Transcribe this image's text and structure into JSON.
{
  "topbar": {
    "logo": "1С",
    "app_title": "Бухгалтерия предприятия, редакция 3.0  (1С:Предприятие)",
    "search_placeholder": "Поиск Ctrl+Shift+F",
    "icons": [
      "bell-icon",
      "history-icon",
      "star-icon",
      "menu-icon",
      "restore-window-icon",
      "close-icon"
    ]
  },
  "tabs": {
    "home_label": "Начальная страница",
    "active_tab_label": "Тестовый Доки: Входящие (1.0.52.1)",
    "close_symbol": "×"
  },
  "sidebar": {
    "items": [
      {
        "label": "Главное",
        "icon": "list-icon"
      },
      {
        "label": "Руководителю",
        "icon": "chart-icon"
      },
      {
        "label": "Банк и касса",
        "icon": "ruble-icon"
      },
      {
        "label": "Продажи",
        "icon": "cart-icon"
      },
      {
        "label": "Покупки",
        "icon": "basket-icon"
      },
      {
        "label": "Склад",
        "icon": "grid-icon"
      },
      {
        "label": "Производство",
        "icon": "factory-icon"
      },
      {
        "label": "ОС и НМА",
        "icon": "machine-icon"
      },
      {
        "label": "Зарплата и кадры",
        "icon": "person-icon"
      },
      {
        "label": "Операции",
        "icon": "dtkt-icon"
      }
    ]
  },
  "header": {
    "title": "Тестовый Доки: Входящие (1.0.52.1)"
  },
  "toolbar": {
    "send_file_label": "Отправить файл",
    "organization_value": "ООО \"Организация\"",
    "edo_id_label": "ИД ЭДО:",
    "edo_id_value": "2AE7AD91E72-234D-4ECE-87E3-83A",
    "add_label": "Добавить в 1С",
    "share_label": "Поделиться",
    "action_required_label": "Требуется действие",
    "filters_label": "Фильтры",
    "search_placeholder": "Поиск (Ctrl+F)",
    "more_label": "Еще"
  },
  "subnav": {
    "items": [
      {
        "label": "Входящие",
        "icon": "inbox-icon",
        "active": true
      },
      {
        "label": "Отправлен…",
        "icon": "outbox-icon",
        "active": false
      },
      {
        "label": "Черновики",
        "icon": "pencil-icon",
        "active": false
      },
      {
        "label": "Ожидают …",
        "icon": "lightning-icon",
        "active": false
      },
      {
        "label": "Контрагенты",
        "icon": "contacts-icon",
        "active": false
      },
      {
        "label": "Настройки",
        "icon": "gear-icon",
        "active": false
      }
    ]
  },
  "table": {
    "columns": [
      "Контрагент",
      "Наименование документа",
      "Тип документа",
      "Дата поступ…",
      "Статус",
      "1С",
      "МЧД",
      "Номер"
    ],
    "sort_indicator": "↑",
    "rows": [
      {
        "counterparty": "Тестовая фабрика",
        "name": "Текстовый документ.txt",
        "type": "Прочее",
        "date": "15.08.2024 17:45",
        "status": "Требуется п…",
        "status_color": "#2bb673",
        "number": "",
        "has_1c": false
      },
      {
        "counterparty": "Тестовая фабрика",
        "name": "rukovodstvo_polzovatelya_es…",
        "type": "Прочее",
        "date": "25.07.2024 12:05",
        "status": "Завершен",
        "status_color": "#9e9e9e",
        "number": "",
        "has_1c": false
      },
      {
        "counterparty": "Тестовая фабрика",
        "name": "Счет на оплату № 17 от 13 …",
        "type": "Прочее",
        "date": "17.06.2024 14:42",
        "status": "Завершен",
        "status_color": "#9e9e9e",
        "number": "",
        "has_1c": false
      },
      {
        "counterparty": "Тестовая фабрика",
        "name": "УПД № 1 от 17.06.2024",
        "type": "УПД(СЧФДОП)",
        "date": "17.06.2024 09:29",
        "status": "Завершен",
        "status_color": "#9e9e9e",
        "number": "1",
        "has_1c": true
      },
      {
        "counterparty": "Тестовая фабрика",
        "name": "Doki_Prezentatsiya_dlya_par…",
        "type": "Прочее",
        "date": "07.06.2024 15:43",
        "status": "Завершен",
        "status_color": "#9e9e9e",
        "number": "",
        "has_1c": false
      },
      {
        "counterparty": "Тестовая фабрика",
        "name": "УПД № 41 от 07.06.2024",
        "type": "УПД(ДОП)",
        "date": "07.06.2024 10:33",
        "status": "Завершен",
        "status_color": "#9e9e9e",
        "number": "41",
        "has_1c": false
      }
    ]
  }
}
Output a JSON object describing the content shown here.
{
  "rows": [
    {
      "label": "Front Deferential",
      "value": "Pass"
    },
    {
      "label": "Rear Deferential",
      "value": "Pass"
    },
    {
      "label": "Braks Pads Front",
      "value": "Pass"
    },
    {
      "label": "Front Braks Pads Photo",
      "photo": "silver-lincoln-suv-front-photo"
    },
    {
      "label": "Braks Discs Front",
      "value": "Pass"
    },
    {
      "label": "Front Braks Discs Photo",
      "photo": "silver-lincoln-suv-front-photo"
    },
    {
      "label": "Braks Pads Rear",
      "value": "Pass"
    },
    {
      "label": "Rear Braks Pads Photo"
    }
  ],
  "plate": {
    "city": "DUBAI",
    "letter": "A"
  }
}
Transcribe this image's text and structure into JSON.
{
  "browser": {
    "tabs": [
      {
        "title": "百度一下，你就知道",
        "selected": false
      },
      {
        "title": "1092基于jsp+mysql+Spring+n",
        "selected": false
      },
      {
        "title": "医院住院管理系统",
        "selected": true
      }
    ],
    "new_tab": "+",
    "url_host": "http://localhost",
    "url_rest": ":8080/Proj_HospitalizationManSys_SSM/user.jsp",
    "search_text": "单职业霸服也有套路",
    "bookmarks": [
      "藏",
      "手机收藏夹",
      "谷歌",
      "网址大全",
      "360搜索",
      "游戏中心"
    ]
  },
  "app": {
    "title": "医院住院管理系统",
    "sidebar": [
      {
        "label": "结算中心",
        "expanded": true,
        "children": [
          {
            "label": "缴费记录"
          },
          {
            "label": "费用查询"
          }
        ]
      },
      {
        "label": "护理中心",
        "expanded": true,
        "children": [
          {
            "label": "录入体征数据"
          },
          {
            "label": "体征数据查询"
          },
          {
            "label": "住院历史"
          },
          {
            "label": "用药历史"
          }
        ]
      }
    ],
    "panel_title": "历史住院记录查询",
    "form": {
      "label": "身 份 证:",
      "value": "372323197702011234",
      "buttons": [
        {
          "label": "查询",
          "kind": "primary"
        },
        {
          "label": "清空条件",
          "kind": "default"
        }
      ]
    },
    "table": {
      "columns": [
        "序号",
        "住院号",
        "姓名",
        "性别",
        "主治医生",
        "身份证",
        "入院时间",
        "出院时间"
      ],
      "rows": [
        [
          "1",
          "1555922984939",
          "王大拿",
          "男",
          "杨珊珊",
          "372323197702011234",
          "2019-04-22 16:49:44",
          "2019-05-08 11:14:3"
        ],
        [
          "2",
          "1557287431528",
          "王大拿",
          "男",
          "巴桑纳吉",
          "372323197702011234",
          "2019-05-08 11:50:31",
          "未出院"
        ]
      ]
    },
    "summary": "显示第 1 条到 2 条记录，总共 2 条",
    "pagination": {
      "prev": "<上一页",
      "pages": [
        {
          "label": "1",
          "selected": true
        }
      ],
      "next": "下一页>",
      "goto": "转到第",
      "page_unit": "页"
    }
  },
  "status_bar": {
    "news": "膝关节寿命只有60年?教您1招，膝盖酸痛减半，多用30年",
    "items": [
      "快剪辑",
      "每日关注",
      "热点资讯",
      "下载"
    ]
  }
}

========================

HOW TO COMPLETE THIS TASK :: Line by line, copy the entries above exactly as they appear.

OUTPUT OF THE TASK ::
Transcribe this image's text and structure into JSON.
{
  "topbar": {
    "logo": "1С",
    "app_title": "Бухгалтерия предприятия, редакция 3.0  (1С:Предприятие)",
    "search_placeholder": "Поиск Ctrl+Shift+F",
    "icons": [
      "bell-icon",
      "history-icon",
      "star-icon",
      "menu-icon",
      "restore-window-icon",
      "close-icon"
    ]
  },
  "tabs": {
    "home_label": "Начальная страница",
    "active_tab_label": "Тестовый Доки: Входящие (1.0.52.1)",
    "close_symbol": "×"
  },
  "sidebar": {
    "items": [
      {
        "label": "Главное",
        "icon": "list-icon"
      },
      {
        "label": "Руководителю",
        "icon": "chart-icon"
      },
      {
        "label": "Банк и касса",
        "icon": "ruble-icon"
      },
      {
        "label": "Продажи",
        "icon": "cart-icon"
      },
      {
        "label": "Покупки",
        "icon": "basket-icon"
      },
      {
        "label": "Склад",
        "icon": "grid-icon"
      },
      {
        "label": "Производство",
        "icon": "factory-icon"
      },
      {
        "label": "ОС и НМА",
        "icon": "machine-icon"
      },
      {
        "label": "Зарплата и кадры",
        "icon": "person-icon"
      },
      {
        "label": "Операции",
        "icon": "dtkt-icon"
      }
    ]
  },
  "header": {
    "title": "Тестовый Доки: Входящие (1.0.52.1)"
  },
  "toolbar": {
    "send_file_label": "Отправить файл",
    "organization_value": "ООО \"Организация\"",
    "edo_id_label": "ИД ЭДО:",
    "edo_id_value": "2AE7AD91E72-234D-4ECE-87E3-83A",
    "add_label": "Добавить в 1С",
    "share_label": "Поделиться",
    "action_required_label": "Требуется действие",
    "filters_label": "Фильтры",
    "search_placeholder": "Поиск (Ctrl+F)",
    "more_label": "Еще"
  },
  "subnav": {
    "items": [
      {
        "label": "Входящие",
        "icon": "inbox-icon",
        "active": true
      },
      {
        "label": "Отправлен…",
        "icon": "outbox-icon",
        "active": false
      },
      {
        "label": "Черновики",
        "icon": "pencil-icon",
        "active": false
      },
      {
        "label": "Ожидают …",
        "icon": "lightning-icon",
        "active": false
      },
      {
        "label": "Контрагенты",
        "icon": "contacts-icon",
        "active": false
      },
      {
        "label": "Настройки",
        "icon": "gear-icon",
        "active": false
      }
    ]
  },
  "table": {
    "columns": [
      "Контрагент",
      "Наименование документа",
      "Тип документа",
      "Дата поступ…",
      "Статус",
      "1С",
      "МЧД",
      "Номер"
    ],
    "sort_indicator": "↑",
    "rows": [
      {
        "counterparty": "Тестовая фабрика",
        "name": "Текстовый документ.txt",
        "type": "Прочее",
        "date": "15.08.2024 17:45",
        "status": "Требуется п…",
        "status_color": "#2bb673",
        "number": "",
        "has_1c": false
      },
      {
        "counterparty": "Тестовая фабрика",
        "name": "rukovodstvo_polzovatelya_es…",
        "type": "Прочее",
        "date": "25.07.2024 12:05",
        "status": "Завершен",
        "status_color": "#9e9e9e",
        "number": "",
        "has_1c": false
      },
      {
        "counterparty": "Тестовая фабрика",
        "name": "Счет на оплату № 17 от 13 …",
        "type": "Прочее",
        "date": "17.06.2024 14:42",
        "status": "Завершен",
        "status_color": "#9e9e9e",
        "number": "",
        "has_1c": false
      },
      {
        "counterparty": "Тестовая фабрика",
        "name": "УПД № 1 от 17.06.2024",
        "type": "УПД(СЧФДОП)",
        "date": "17.06.2024 09:29",
        "status": "Завершен",
        "status_color": "#9e9e9e",
        "number": "1",
        "has_1c": true
      },
      {
        "counterparty": "Тестовая фабрика",
        "name": "Doki_Prezentatsiya_dlya_par…",
        "type": "Прочее",
        "date": "07.06.2024 15:43",
        "status": "Завершен",
        "status_color": "#9e9e9e",
        "number": "",
        "has_1c": false
      },
      {
        "counterparty": "Тестовая фабрика",
        "name": "УПД № 41 от 07.06.2024",
        "type": "УПД(ДОП)",
        "date": "07.06.2024 10:33",
        "status": "Завершен",
        "status_color": "#9e9e9e",
        "number": "41",
        "has_1c": false
      }
    ]
  }
}
Output a JSON object describing the content shown here.
{
  "rows": [
    {
      "label": "Front Deferential",
      "value": "Pass"
    },
    {
      "label": "Rear Deferential",
      "value": "Pass"
    },
    {
      "label": "Braks Pads Front",
      "value": "Pass"
    },
    {
      "label": "Front Braks Pads Photo",
      "photo": "silver-lincoln-suv-front-photo"
    },
    {
      "label": "Braks Discs Front",
      "value": "Pass"
    },
    {
      "label": "Front Braks Discs Photo",
      "photo": "silver-lincoln-suv-front-photo"
    },
    {
      "label": "Braks Pads Rear",
      "value": "Pass"
    },
    {
      "label": "Rear Braks Pads Photo"
    }
  ],
  "plate": {
    "city": "DUBAI",
    "letter": "A"
  }
}
Transcribe this image's text and structure into JSON.
{
  "browser": {
    "tabs": [
      {
        "title": "百度一下，你就知道",
        "selected": false
      },
      {
        "title": "1092基于jsp+mysql+Spring+n",
        "selected": false
      },
      {
        "title": "医院住院管理系统",
        "selected": true
      }
    ],
    "new_tab": "+",
    "url_host": "http://localhost",
    "url_rest": ":8080/Proj_HospitalizationManSys_SSM/user.jsp",
    "search_text": "单职业霸服也有套路",
    "bookmarks": [
      "藏",
      "手机收藏夹",
      "谷歌",
      "网址大全",
      "360搜索",
      "游戏中心"
    ]
  },
  "app": {
    "title": "医院住院管理系统",
    "sidebar": [
      {
        "label": "结算中心",
        "expanded": true,
        "children": [
          {
            "label": "缴费记录"
          },
          {
            "label": "费用查询"
          }
        ]
      },
      {
        "label": "护理中心",
        "expanded": true,
        "children": [
          {
            "label": "录入体征数据"
          },
          {
            "label": "体征数据查询"
          },
          {
            "label": "住院历史"
          },
          {
            "label": "用药历史"
          }
        ]
      }
    ],
    "panel_title": "历史住院记录查询",
    "form": {
      "label": "身 份 证:",
      "value": "372323197702011234",
      "buttons": [
        {
          "label": "查询",
          "kind": "primary"
        },
        {
          "label": "清空条件",
          "kind": "default"
        }
      ]
    },
    "table": {
      "columns": [
        "序号",
        "住院号",
        "姓名",
        "性别",
        "主治医生",
        "身份证",
        "入院时间",
        "出院时间"
      ],
      "rows": [
        [
          "1",
          "1555922984939",
          "王大拿",
          "男",
          "杨珊珊",
          "372323197702011234",
          "2019-04-22 16:49:44",
          "2019-05-08 11:14:3"
        ],
        [
          "2",
          "1557287431528",
          "王大拿",
          "男",
          "巴桑纳吉",
          "372323197702011234",
          "2019-05-08 11:50:31",
          "未出院"
        ]
      ]
    },
    "summary": "显示第 1 条到 2 条记录，总共 2 条",
    "pagination": {
      "prev": "<上一页",
      "pages": [
        {
          "label": "1",
          "selected": true
        }
      ],
      "next": "下一页>",
      "goto": "转到第",
      "page_unit": "页"
    }
  },
  "status_bar": {
    "news": "膝关节寿命只有60年?教您1招，膝盖酸痛减半，多用30年",
    "items": [
      "快剪辑",
      "每日关注",
      "热点资讯",
      "下载"
    ]
  }
}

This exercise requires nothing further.